#### [Exercise directions]
Your job is to return every line of the listing holding the string "true".

#### [Extracted entries]
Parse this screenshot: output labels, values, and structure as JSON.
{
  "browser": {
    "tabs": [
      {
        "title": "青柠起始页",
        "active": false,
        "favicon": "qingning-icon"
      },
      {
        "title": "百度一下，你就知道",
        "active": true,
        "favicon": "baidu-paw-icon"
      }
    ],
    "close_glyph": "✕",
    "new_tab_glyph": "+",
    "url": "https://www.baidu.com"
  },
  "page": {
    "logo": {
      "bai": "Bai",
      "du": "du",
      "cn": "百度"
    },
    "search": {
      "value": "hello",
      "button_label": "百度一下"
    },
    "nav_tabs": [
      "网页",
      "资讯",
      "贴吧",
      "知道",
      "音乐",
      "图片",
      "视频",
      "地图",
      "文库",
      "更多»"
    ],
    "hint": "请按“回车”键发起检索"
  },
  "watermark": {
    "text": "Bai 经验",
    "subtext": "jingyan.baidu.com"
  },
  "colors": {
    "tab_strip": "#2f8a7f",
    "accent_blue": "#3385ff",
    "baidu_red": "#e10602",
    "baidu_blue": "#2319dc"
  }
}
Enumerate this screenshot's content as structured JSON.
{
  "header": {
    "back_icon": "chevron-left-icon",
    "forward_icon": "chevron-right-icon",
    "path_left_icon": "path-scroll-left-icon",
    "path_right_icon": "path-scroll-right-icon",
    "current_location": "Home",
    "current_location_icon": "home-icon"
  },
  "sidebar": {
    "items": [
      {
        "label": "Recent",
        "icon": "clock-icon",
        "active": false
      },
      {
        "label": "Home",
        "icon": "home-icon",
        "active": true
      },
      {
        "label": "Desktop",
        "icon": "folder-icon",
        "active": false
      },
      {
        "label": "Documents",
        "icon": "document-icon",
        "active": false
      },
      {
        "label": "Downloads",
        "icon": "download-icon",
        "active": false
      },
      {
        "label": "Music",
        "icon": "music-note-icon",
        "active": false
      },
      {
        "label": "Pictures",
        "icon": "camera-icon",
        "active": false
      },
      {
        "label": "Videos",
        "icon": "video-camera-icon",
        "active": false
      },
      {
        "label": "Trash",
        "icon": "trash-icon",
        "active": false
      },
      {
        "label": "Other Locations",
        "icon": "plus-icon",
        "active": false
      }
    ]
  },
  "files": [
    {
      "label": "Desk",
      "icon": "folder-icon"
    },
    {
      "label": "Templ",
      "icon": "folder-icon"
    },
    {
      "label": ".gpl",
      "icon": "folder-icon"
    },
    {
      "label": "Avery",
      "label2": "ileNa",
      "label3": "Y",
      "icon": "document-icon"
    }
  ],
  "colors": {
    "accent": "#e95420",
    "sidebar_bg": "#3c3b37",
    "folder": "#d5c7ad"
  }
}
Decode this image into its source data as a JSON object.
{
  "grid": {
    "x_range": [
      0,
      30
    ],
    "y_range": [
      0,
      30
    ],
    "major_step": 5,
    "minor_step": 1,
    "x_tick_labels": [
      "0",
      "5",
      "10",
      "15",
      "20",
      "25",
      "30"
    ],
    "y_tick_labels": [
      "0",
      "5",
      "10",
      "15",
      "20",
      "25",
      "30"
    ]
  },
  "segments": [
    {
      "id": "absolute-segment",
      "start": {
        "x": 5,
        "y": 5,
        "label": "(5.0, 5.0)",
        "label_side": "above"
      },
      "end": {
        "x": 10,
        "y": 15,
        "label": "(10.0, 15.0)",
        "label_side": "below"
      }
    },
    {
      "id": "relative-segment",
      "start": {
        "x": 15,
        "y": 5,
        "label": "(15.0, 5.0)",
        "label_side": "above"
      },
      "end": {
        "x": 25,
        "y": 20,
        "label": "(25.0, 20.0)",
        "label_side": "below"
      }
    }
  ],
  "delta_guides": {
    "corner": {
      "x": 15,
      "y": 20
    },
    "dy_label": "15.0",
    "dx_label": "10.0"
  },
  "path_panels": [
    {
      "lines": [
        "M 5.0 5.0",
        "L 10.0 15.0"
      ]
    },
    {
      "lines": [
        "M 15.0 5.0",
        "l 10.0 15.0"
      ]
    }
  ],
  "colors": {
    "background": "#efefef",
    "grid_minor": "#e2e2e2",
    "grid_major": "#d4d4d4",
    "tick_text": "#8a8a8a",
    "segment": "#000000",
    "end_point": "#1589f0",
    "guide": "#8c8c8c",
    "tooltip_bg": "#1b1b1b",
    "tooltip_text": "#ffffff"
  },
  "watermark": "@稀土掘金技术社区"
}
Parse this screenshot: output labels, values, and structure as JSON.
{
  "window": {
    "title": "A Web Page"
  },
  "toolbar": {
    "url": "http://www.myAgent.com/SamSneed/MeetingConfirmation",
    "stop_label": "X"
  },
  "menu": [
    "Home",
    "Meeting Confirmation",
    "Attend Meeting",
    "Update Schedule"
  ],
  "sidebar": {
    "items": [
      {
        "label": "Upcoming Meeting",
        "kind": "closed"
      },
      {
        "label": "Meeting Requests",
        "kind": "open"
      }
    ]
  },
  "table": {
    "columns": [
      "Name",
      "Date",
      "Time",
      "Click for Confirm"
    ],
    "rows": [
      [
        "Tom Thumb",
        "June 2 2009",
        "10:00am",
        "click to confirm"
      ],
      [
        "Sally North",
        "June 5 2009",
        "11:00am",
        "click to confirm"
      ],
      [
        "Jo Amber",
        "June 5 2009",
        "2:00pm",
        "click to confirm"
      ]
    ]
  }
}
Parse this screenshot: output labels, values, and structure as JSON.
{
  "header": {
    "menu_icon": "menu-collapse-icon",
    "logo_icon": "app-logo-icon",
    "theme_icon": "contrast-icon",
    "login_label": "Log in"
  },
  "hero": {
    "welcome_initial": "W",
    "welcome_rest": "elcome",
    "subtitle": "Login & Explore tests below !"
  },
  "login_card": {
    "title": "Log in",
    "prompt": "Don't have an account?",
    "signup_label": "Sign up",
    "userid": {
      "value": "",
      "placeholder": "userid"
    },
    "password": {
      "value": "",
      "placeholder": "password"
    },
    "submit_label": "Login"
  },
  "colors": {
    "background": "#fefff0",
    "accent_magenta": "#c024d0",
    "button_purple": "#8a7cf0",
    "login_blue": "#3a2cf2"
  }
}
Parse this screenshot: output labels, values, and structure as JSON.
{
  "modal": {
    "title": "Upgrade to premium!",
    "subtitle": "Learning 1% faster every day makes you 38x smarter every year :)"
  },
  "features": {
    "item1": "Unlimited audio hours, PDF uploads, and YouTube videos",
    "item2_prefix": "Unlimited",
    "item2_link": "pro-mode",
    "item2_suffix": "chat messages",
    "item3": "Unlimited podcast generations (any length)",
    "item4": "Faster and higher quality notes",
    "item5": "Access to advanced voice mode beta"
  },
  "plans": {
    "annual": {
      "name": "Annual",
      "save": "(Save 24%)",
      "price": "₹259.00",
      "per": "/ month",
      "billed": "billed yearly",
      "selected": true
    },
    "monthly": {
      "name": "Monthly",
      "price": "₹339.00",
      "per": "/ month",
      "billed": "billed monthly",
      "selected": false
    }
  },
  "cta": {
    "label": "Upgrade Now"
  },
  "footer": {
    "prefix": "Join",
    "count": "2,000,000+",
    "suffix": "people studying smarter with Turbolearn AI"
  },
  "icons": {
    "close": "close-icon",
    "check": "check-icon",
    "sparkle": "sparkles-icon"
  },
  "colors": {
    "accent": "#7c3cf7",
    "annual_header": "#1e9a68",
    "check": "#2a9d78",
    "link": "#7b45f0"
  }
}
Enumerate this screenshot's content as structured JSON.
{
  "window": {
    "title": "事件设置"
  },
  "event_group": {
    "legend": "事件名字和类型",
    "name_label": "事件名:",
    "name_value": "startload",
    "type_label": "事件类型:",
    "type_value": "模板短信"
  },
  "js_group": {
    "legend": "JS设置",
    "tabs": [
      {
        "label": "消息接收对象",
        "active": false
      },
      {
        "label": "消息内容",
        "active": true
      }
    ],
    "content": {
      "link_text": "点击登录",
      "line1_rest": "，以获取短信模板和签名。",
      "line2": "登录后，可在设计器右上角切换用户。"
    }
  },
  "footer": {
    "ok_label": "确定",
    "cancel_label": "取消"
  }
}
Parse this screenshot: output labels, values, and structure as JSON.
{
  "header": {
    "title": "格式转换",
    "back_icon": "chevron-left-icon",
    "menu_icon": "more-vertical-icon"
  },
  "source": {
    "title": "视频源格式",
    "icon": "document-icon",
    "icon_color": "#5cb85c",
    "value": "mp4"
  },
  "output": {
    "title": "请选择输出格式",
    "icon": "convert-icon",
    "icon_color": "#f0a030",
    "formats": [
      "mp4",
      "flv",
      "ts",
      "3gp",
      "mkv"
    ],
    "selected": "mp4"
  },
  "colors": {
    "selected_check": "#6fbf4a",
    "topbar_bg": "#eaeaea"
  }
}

#### [Response area]
        "active": true,
        "active": true
      "selected": true
        "active": true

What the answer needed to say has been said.